**AIM OF THE EXERCISE:**
Search the data for the string "Moving" and copy each line where it turns up.

**Items from an interface collection:**
= = = = = = =

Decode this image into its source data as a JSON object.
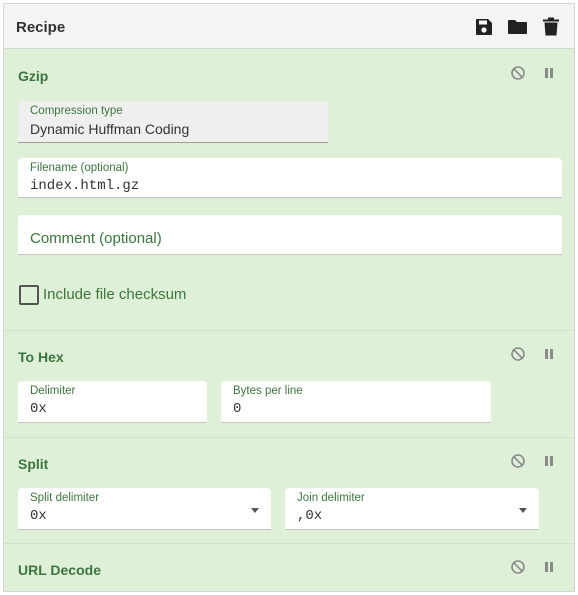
{
  "header": {
    "title": "Recipe",
    "icons": [
      "save-icon",
      "folder-icon",
      "trash-icon"
    ]
  },
  "operations": [
    {
      "title": "Gzip",
      "fields": {
        "compression": {
          "label": "Compression type",
          "value": "Dynamic Huffman Coding"
        },
        "filename": {
          "label": "Filename (optional)",
          "value": "index.html.gz"
        },
        "comment": {
          "placeholder": "Comment (optional)"
        },
        "checksum": {
          "label": "Include file checksum",
          "checked": false
        }
      }
    },
    {
      "title": "To Hex",
      "fields": {
        "delimiter": {
          "label": "Delimiter",
          "value": "0x"
        },
        "bytes": {
          "label": "Bytes per line",
          "value": "0"
        }
      }
    },
    {
      "title": "Split",
      "fields": {
        "split_delimiter": {
          "label": "Split delimiter",
          "value": "0x"
        },
        "join_delimiter": {
          "label": "Join delimiter",
          "value": ",0x"
        }
      }
    },
    {
      "title": "URL Decode"
    }
  ],
  "colors": {
    "op_bg": "#dff0d8",
    "op_text": "#3c763d",
    "header_bg": "#f4f4f4"
  }
}
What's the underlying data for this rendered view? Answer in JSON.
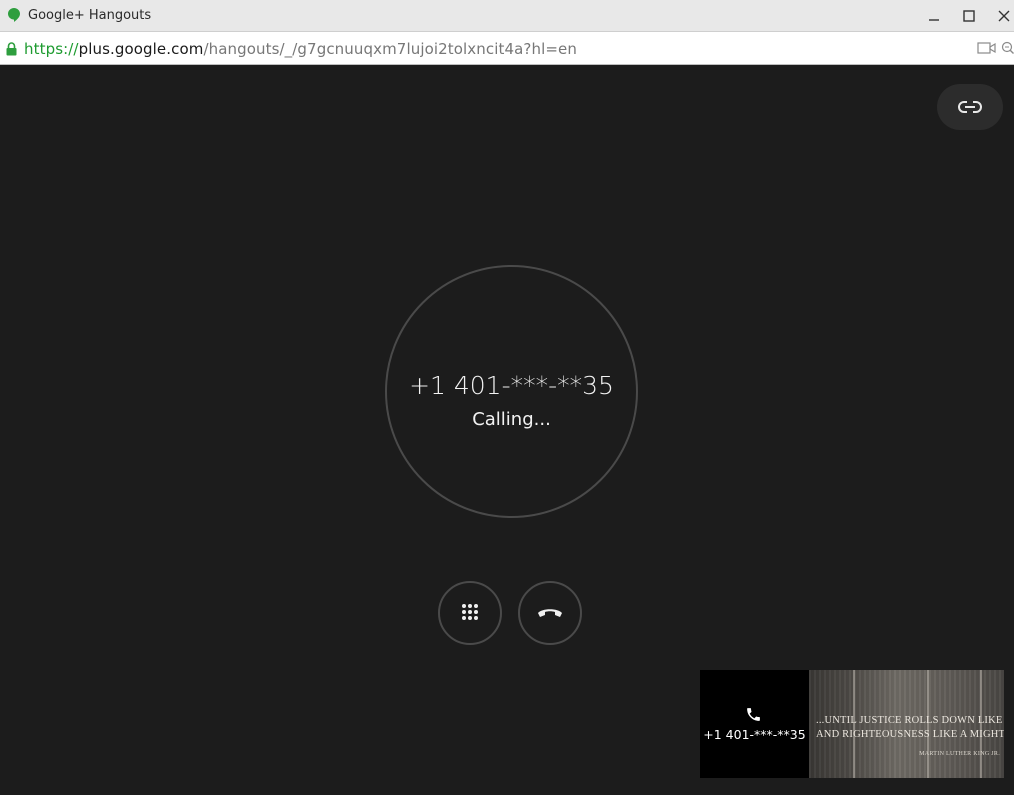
{
  "window": {
    "title": "Google+ Hangouts"
  },
  "address_bar": {
    "url_scheme": "https://",
    "url_domain": "plus.google.com",
    "url_path": "/hangouts/_/g7gcnuuqxm7lujoi2tolxncit4a?hl=en"
  },
  "call": {
    "phone_number": "+1 401-***-**35",
    "status": "Calling..."
  },
  "filmstrip": {
    "participant_number": "+1 401-***-**35",
    "self_video_text": {
      "line1": "...UNTIL JUSTICE ROLLS DOWN LIKE WATERS",
      "line2": "AND RIGHTEOUSNESS LIKE A MIGHTY STREAM",
      "attribution": "MARTIN LUTHER KING JR."
    }
  },
  "icons": {
    "app": "hangouts-icon",
    "lock": "lock-icon",
    "link": "link-icon",
    "dialpad": "dialpad-icon",
    "hangup": "hangup-icon",
    "participant": "phone-icon"
  },
  "colors": {
    "background": "#1c1c1c",
    "url_secure": "#1e9b30",
    "hangouts_green": "#2e9e3e"
  }
}
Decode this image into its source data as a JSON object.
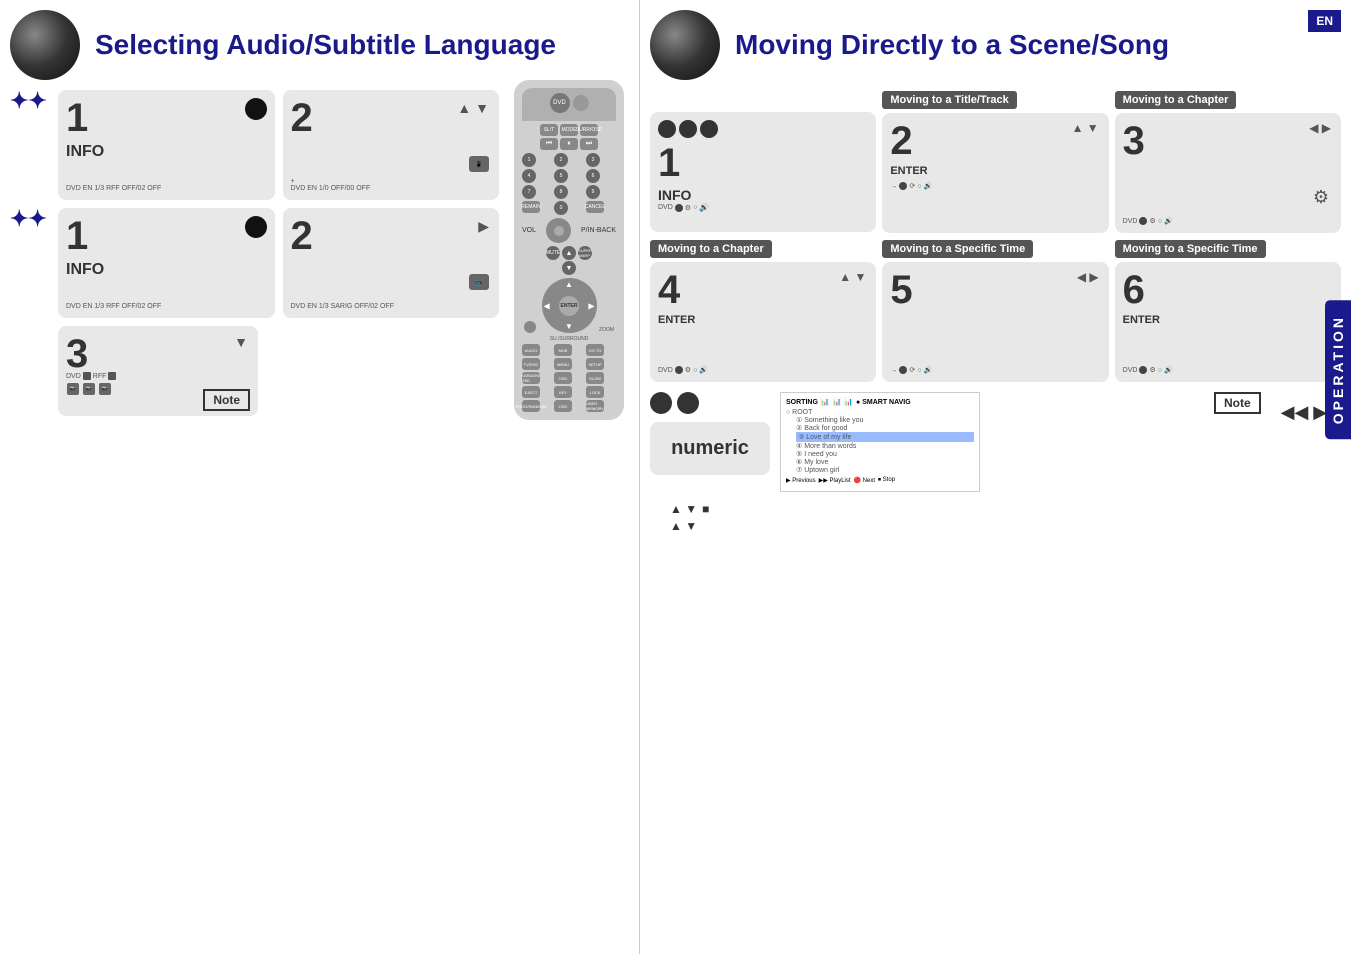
{
  "left": {
    "title": "Selecting Audio/Subtitle Language",
    "steps_row1": [
      {
        "number": "1",
        "label": "INFO",
        "has_star": true,
        "bottom_label": "DVD EN 1/3 RFF  OFF/02  OFF"
      },
      {
        "number": "2",
        "arrows": "▲ ▼",
        "bottom_label": "DVD EN 1/0  OFF/00  OFF"
      }
    ],
    "steps_row2": [
      {
        "number": "1",
        "label": "INFO",
        "has_star": true,
        "bottom_label": "DVD EN 1/3 RFF  OFF/02  OFF"
      },
      {
        "number": "2",
        "arrows": "▶",
        "bottom_label": "DVD EN 1/3 SARIG  OFF/02  OFF"
      }
    ],
    "step3": {
      "number": "3",
      "arrows": "▼",
      "bottom_label": "DVD"
    },
    "note_label": "Note"
  },
  "right": {
    "title": "Moving Directly to a Scene/Song",
    "en_badge": "EN",
    "sections": {
      "title_track_label": "Moving to a Title/Track",
      "chapter_label": "Moving to a Chapter",
      "specific_time_label": "Moving to a Specific Time",
      "specific_time_label2": "Moving to a Specific Time"
    },
    "steps": [
      {
        "number": "1",
        "label": "INFO",
        "has_dots": true
      },
      {
        "number": "2",
        "arrows_updown": "▲ ▼",
        "label": "ENTER"
      },
      {
        "number": "3",
        "arrows_leftright": "◀ ▶",
        "gear": "⚙"
      },
      {
        "number": "4",
        "arrows_updown": "▲ ▼",
        "label": "ENTER"
      },
      {
        "number": "5",
        "arrows_leftright": "◀ ▶"
      },
      {
        "number": "6",
        "label": "ENTER"
      }
    ],
    "bottom": {
      "numeric_label": "numeric",
      "note_label": "Note",
      "nav_arrows1": "▲ ▼",
      "nav_arrows2": "▲ ▼",
      "small_square": "■",
      "skip_arrows": "◀◀  ▶▶"
    }
  },
  "operation_tab": "OPERATION"
}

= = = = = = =

**EXPECTED ANSWER:**
    "title": "Moving Directly to a Scene/Song",
      "title_track_label": "Moving to a Title/Track",
      "chapter_label": "Moving to a Chapter",
      "specific_time_label": "Moving to a Specific Time",
      "specific_time_label2": "Moving to a Specific Time"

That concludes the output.